This paranoia over what might happen bears a similarity to the paranoia of right-wing militia crackpots who are actively stockpiling ammunition and military-style assault weapons in preparation for Obama's inevitable gun confiscation program and the pernicious creep of Sharia law. Just because Lincoln invaded the South, and Kennedy sent federal troops to Alabama, Obama is totally going to take your guns while dispatching IRS goon squads into our neighborhoods to enforce the Obamacare mandate. Don't you get it? What may seem harmless now will eventually getcha'. Just when you least expect it, expect it!

This argument covers a broad range of what Greenwald has reported from the Snowden files. Instead of focusing on specific, problematic areas with rational arguments for reform, Greenwald has discredited himself and his followers by skewing off into the paranoid realm of increasingly irrational suspicions about dystopian overreach. Instead of explaining to his readers whether the evidence contained within the Snowden files is legal or illegal, he's repeatedly made the speculatively unhinged leap to what might eventually some day be illegal, and then scolded the government for those uncommitted future crimes, all of which are figments of Greenwald's imagination.

And by the way, if Greenwald had ever actually read Nineteen Eighty-Four, with its post-apocalyptic hellscape, he'd realize that the U.S. -- in this reality -- is nothing like the world of Winston Smith.

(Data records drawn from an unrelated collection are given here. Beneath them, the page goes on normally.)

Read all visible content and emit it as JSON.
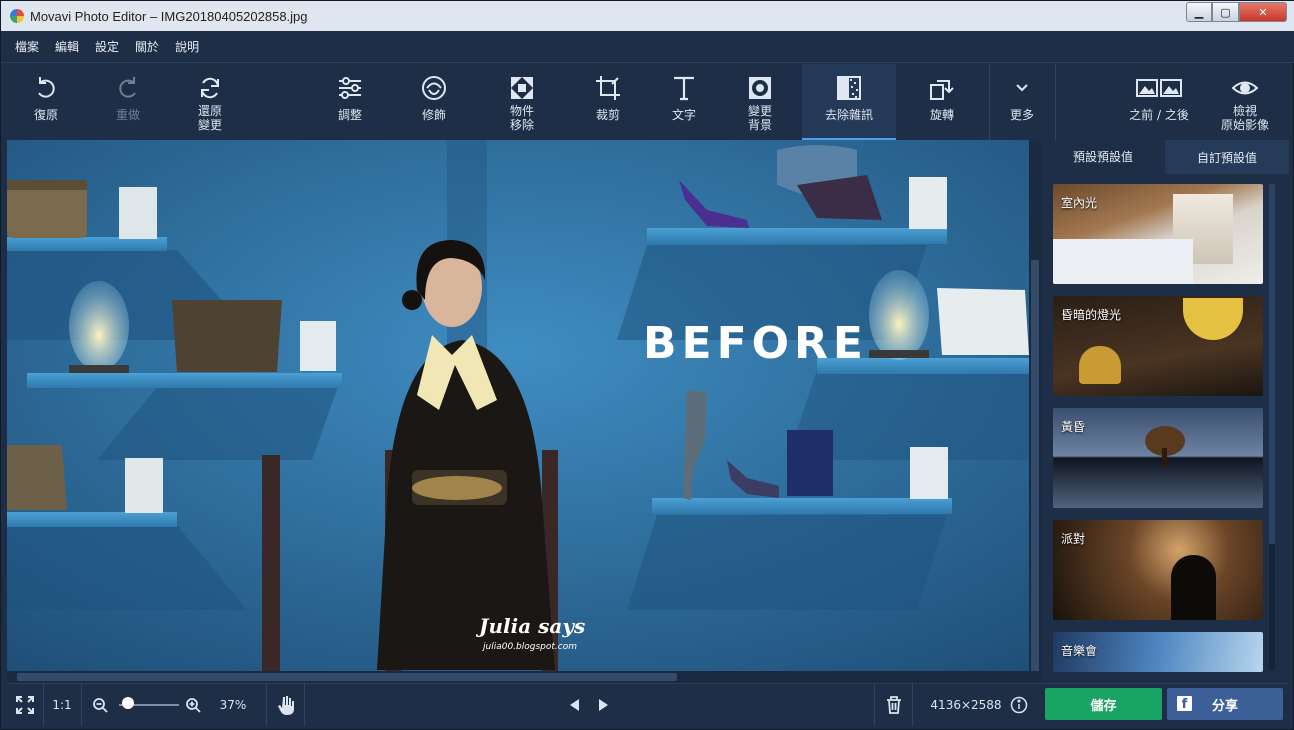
{
  "window": {
    "title": "Movavi Photo Editor – IMG20180405202858.jpg"
  },
  "menu": [
    "檔案",
    "編輯",
    "設定",
    "關於",
    "說明"
  ],
  "toolbar": {
    "undo": "復原",
    "redo": "重做",
    "revert": [
      "還原",
      "變更"
    ],
    "adjust": "調整",
    "retouch": "修飾",
    "object_removal": [
      "物件",
      "移除"
    ],
    "crop": "裁剪",
    "text": "文字",
    "change_bg": [
      "變更",
      "背景"
    ],
    "denoise": "去除雜訊",
    "rotate": "旋轉",
    "more": "更多",
    "before_after": "之前 / 之後",
    "view_original": [
      "檢視",
      "原始影像"
    ]
  },
  "canvas": {
    "overlay_text": "BEFORE",
    "watermark_title": "Julia says",
    "watermark_url": "julia00.blogspot.com"
  },
  "panel": {
    "tabs": [
      "預設預設值",
      "自訂預設值"
    ],
    "active_tab": 0,
    "presets": [
      "室內光",
      "昏暗的燈光",
      "黃昏",
      "派對",
      "音樂會"
    ]
  },
  "bottom": {
    "one_to_one": "1:1",
    "zoom": "37%",
    "zoom_level": 0.08,
    "dimensions": "4136×2588",
    "save": "儲存",
    "share": "分享"
  },
  "colors": {
    "accent": "#4a9ff0",
    "save": "#19a463",
    "share": "#3d5f97"
  }
}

But it could be. Some day. Maybe. So... RUN FOR YOUR LIVES!!!